**INSTRUCTIONS TO FOLLOW**
Scan the listing below for "active", then report every line that has it.

*** Opening EXERCISE DATA ***

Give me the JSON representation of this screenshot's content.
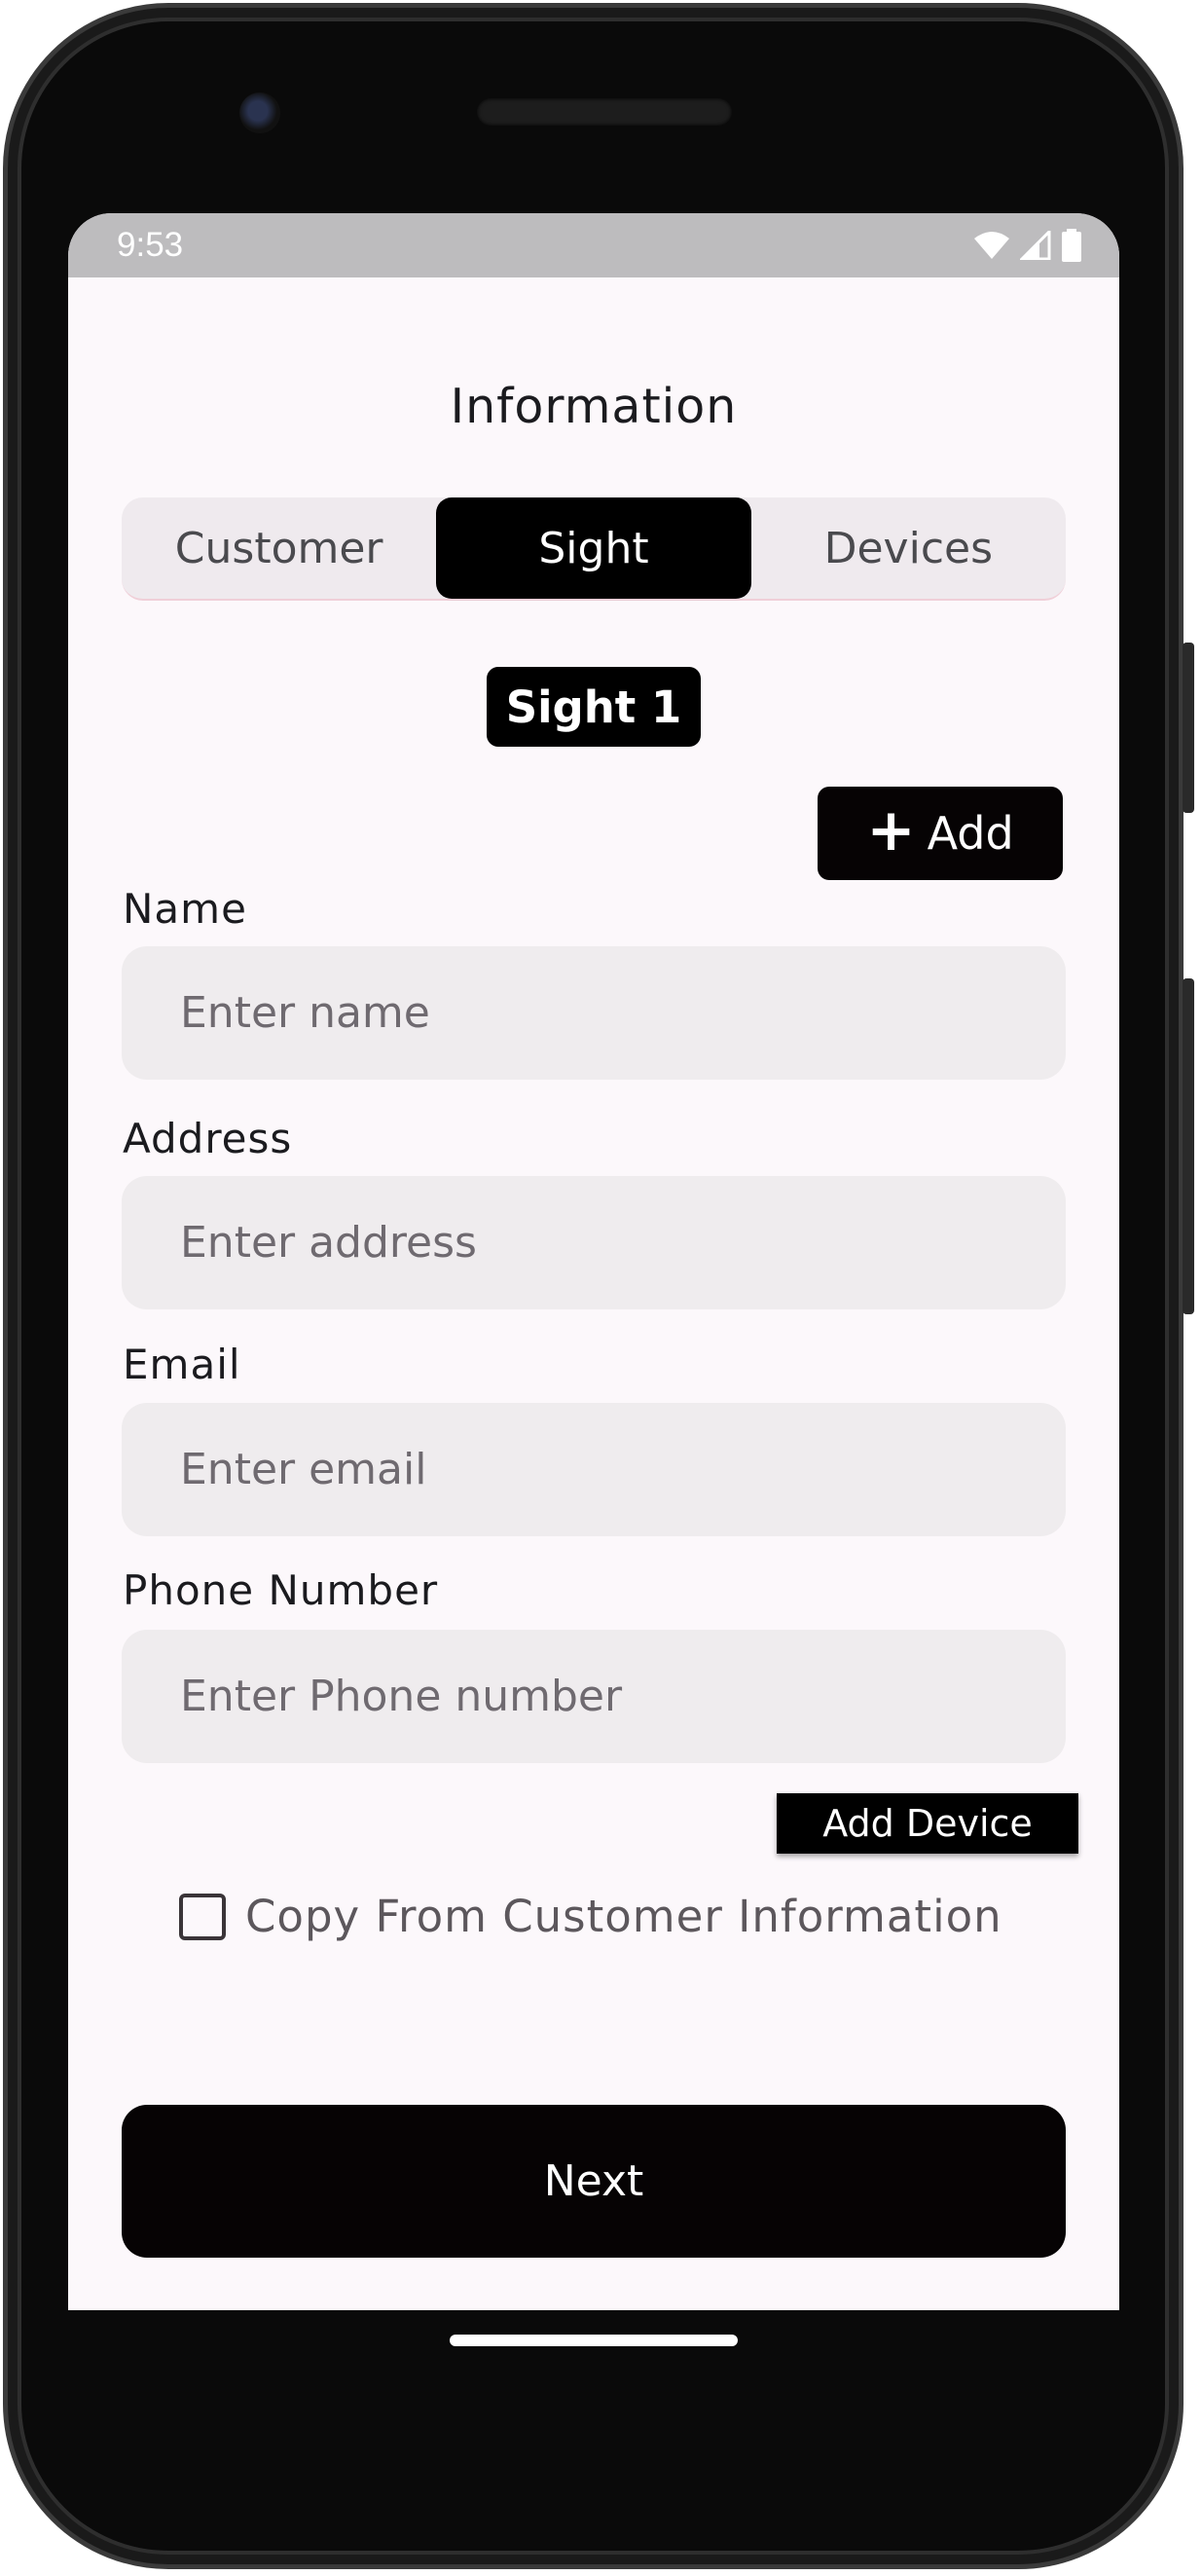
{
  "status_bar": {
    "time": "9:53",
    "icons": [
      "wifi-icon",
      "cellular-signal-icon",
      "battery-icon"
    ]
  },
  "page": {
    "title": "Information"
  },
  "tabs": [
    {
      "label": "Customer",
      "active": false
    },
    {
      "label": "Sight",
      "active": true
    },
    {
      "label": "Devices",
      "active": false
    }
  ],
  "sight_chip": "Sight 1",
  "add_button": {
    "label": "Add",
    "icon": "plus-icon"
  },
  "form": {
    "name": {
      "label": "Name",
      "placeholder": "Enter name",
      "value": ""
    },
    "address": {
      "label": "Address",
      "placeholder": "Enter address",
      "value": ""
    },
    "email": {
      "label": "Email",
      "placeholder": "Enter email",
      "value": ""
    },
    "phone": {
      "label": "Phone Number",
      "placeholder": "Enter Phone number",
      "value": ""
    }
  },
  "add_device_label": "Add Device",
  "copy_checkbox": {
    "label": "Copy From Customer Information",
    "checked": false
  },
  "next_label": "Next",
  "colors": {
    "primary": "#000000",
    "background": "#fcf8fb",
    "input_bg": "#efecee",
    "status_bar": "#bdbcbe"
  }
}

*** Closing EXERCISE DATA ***
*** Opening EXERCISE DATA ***

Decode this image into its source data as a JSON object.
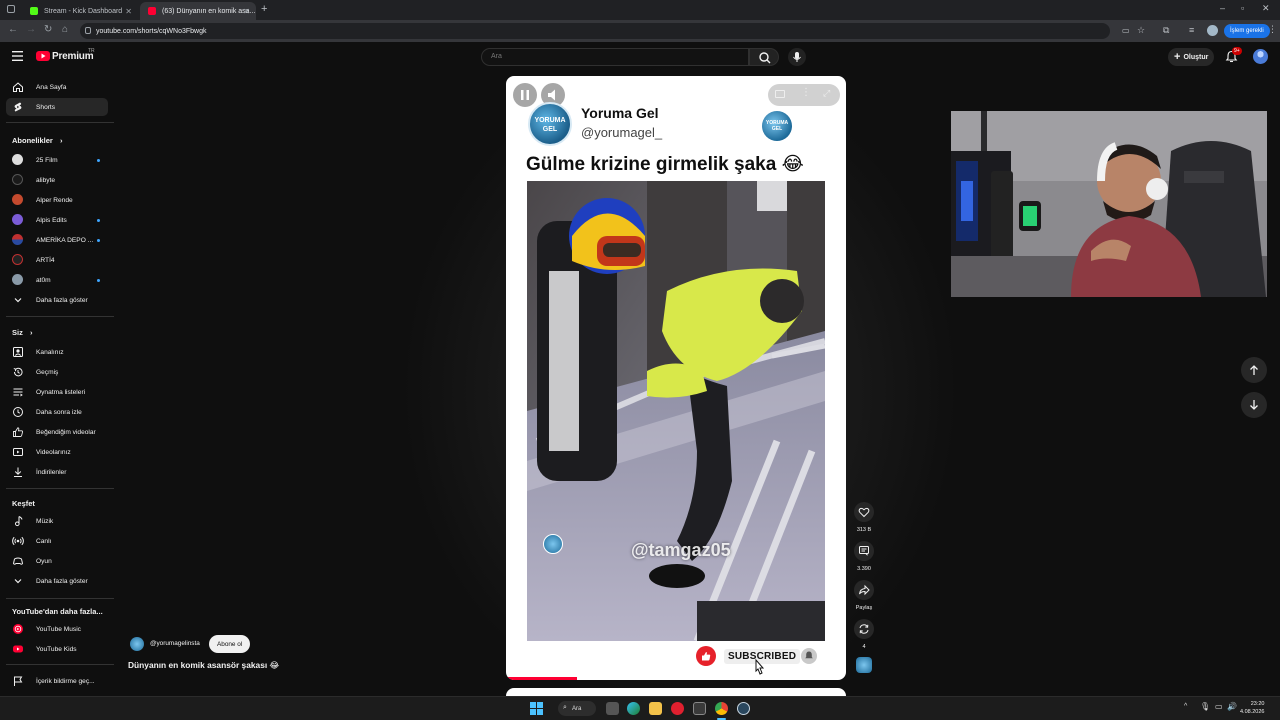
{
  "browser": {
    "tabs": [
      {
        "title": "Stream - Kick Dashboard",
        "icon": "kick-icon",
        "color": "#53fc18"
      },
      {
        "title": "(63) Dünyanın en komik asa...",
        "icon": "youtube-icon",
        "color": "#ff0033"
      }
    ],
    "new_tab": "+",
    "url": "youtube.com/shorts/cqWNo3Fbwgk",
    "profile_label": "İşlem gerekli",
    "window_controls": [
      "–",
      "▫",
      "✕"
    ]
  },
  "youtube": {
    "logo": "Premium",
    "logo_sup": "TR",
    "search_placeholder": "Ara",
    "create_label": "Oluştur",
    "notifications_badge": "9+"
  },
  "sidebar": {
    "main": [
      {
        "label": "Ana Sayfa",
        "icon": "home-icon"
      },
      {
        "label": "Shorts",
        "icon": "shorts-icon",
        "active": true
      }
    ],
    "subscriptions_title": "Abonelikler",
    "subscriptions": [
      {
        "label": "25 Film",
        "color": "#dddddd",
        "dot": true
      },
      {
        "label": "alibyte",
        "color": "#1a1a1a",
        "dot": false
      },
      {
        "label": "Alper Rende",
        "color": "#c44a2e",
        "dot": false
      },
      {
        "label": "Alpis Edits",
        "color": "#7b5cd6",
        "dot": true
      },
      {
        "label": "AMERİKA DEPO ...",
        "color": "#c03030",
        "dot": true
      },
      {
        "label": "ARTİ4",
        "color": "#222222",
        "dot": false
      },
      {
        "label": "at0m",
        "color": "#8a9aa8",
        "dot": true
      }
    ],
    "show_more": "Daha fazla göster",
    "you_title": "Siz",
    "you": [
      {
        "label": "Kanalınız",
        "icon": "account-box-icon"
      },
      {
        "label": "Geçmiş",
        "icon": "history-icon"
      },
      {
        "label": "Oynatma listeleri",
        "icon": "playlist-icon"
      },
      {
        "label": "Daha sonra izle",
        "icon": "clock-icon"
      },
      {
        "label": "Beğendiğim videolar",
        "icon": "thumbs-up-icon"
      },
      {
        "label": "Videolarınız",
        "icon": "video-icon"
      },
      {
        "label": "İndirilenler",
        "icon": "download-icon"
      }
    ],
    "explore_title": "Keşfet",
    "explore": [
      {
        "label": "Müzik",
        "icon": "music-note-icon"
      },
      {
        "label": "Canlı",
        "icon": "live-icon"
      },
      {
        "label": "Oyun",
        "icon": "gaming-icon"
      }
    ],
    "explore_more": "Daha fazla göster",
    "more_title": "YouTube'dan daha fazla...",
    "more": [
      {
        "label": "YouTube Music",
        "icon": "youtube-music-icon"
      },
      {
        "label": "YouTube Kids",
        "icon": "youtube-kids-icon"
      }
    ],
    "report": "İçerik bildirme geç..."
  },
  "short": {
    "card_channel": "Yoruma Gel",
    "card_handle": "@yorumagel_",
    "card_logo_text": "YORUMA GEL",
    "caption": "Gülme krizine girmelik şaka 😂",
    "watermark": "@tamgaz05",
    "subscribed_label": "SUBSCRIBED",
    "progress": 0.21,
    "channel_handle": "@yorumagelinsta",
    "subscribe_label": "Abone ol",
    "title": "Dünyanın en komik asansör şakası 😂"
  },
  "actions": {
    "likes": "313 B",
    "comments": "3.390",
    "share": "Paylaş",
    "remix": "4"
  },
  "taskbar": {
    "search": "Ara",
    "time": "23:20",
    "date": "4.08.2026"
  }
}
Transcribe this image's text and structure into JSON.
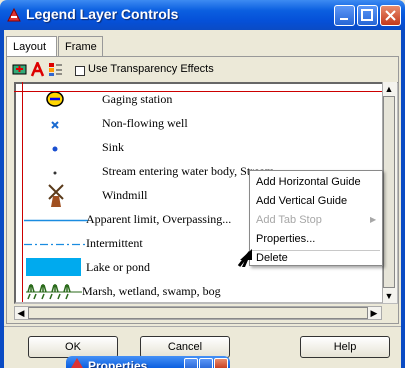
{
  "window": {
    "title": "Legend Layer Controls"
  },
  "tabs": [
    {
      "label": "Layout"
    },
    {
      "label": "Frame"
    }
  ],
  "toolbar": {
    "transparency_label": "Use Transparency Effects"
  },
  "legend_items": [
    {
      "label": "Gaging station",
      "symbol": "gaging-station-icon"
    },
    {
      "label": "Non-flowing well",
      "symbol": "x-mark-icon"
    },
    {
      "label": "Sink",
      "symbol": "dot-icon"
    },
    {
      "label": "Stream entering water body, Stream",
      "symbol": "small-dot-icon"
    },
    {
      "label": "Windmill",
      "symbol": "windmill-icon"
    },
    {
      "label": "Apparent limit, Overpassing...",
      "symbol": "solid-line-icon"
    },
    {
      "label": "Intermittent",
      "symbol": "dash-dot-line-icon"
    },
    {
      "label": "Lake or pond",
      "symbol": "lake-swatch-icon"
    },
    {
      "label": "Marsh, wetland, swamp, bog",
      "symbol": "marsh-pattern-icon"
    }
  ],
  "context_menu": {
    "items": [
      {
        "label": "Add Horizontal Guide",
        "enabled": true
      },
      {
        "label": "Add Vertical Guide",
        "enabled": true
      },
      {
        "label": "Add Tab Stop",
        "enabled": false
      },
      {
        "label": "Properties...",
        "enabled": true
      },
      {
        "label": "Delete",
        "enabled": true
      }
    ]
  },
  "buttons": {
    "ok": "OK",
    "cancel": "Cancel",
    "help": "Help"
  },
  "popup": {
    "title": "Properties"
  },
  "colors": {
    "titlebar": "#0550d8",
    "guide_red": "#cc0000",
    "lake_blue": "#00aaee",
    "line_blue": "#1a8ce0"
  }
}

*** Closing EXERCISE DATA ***

**EXERCISE ANSWER**
      "active": false
      "active": true
      "active": false
        "active": true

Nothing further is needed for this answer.